- Exercise prompt
Would you return each entry exactly as written, omitting any pictures?

********************

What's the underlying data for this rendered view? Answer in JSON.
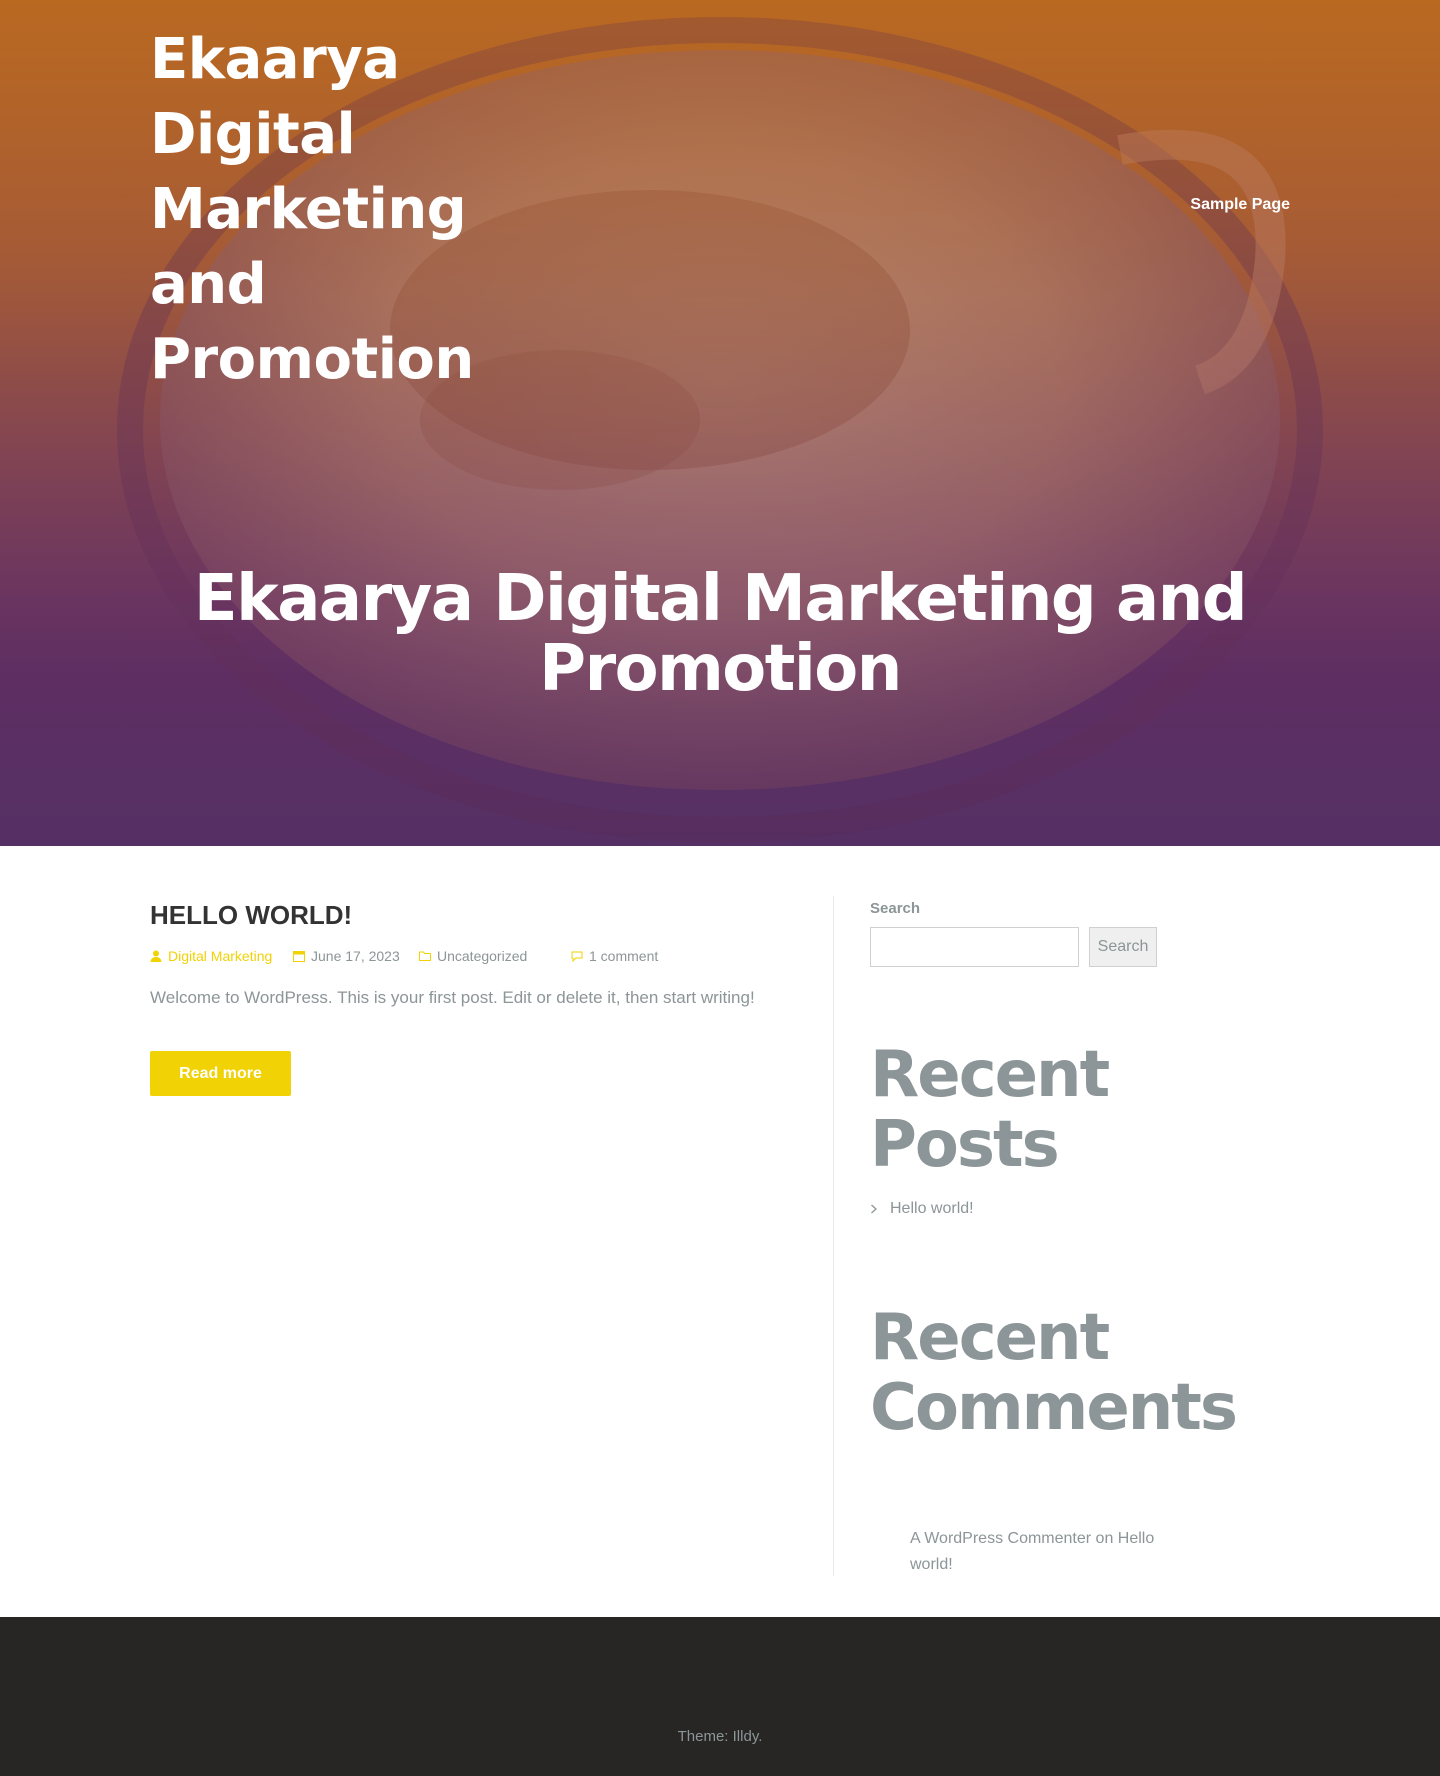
{
  "header": {
    "site_title": "Ekaarya Digital Marketing and Promotion",
    "nav": {
      "sample_page": "Sample Page"
    },
    "hero_heading": "Ekaarya Digital Marketing and Promotion"
  },
  "post": {
    "title": "HELLO WORLD!",
    "meta": {
      "author": "Digital Marketing",
      "date": "June 17, 2023",
      "category": "Uncategorized",
      "comments": "1 comment"
    },
    "excerpt": "Welcome to WordPress. This is your first post. Edit or delete it, then start writing!",
    "read_more": "Read more"
  },
  "sidebar": {
    "search": {
      "label": "Search",
      "placeholder": "",
      "button": "Search"
    },
    "recent_posts": {
      "title": "Recent Posts",
      "items": [
        "Hello world!"
      ]
    },
    "recent_comments": {
      "title": "Recent Comments",
      "items": [
        {
          "author": "A WordPress Commenter",
          "connector": "on",
          "post": "Hello world!"
        }
      ]
    }
  },
  "footer": {
    "text": "Theme: Illdy."
  },
  "colors": {
    "accent": "#f1d204",
    "footer_bg": "#272624",
    "text_muted": "#8c9597"
  }
}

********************

- Finished exercise
What's the underlying data for this rendered view? Answer in JSON.
{
  "header": {
    "site_title": "Ekaarya Digital Marketing and Promotion",
    "nav": {
      "sample_page": "Sample Page"
    },
    "hero_heading": "Ekaarya Digital Marketing and Promotion"
  },
  "post": {
    "title": "HELLO WORLD!",
    "meta": {
      "author": "Digital Marketing",
      "date": "June 17, 2023",
      "category": "Uncategorized",
      "comments": "1 comment"
    },
    "excerpt": "Welcome to WordPress. This is your first post. Edit or delete it, then start writing!",
    "read_more": "Read more"
  },
  "sidebar": {
    "search": {
      "label": "Search",
      "placeholder": "",
      "button": "Search"
    },
    "recent_posts": {
      "title": "Recent Posts",
      "items": [
        "Hello world!"
      ]
    },
    "recent_comments": {
      "title": "Recent Comments",
      "items": [
        {
          "author": "A WordPress Commenter",
          "connector": "on",
          "post": "Hello world!"
        }
      ]
    }
  },
  "footer": {
    "text": "Theme: Illdy."
  },
  "colors": {
    "accent": "#f1d204",
    "footer_bg": "#272624",
    "text_muted": "#8c9597"
  }
}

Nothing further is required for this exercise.